NateD26 wrote:Are you sure that the imperative means to help? Perseus links to διφάω, to search after,
which seems to go well with the relative adv. here. Maybe Κῖσος (the name of her runaway lover?)
is nominative in that relative clause: Where Cisus is, search after [him].
It seems she addresses herself indirectly, as 'I must search where he is, cause if I don't,
he'll eventually come crawling back, utterly ruined'.
The translation of διφάω as "help" is a mistake I made based on the Mair edition (LOEB). He translates this imperative as "help me to search", but I didn't read the last verb. My fault
. Anyway, your translation sounds quite good to me, but I also think that this reference to himself
-to me Callimachus is the authorial voice- with an imperative is somewhat developed by later poets, such a Catulus. I'm not sure if the Hellenestic greek poets used this figure of speech. But, as I said, I like your translation.
Οὐκ ἐς τὸν Κήφισσον;
Perhaps this reading tries to make an analogy between ἐς παίδων τινὰ ὤιχετο and

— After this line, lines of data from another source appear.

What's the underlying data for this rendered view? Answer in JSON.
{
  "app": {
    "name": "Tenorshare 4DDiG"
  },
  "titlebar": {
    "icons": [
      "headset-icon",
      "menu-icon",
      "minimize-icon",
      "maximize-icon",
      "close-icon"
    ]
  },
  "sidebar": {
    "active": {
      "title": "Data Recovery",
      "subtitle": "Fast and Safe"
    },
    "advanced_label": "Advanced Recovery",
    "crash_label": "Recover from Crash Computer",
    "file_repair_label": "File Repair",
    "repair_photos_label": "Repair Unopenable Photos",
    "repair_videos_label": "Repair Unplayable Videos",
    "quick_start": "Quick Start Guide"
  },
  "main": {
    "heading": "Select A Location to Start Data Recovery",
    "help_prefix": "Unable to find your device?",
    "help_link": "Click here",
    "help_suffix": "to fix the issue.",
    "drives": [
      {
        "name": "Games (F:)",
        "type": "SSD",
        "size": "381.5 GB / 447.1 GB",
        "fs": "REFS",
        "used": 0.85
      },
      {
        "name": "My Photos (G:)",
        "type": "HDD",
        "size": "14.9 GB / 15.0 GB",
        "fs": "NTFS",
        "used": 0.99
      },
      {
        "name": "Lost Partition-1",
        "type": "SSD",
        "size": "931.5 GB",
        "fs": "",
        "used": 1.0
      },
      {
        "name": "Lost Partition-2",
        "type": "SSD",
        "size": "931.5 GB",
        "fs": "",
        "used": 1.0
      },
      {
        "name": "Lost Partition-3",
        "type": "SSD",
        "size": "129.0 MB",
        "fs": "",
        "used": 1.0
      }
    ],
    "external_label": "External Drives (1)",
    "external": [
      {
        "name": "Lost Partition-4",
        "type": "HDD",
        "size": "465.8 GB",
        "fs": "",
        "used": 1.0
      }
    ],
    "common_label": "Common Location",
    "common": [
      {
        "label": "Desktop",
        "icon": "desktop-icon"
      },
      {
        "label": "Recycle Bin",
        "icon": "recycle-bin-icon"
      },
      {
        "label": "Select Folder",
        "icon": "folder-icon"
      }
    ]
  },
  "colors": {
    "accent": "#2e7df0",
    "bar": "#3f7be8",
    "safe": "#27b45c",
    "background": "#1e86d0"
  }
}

jumping into the Cephissus river, tumultuous and dangerous as that boy would surely turn out to be.
This one is excellent. But I think he's talking about his ψυχή (I apologize if the meaning of the poem isn't clear; now I will copy a translation in order to discuss it comfortably), not about a boy. Anyway, this expression (mainly because of the interrogative punctuation) should be understood as "Won't you/it go the Cephissus?", as in Sophocles OT 430 (Οὐκ εἰς ὄλεθρον; = literally Won't (you go) to your ruin?
Finally, it must also be taken into account that διφάω has "only present", and that συνδιφάω doesn't appear in the dictionaries.
Translation of the poem by Mair:
Half of my soul still lives, but half I know not whether Love or Death hath stolen; only it is vanished. Has it gone again to where the boys are? and yet I forbade them often: "O youths, receive not the runaway!" There help me, some one, to search; for there somewhere of a surety flits that lovescik one, worthy to die by stoning.
PD: Note that the translation of οὗ τις συνδιφήσον is incorrect, for the verb is in 2nd person.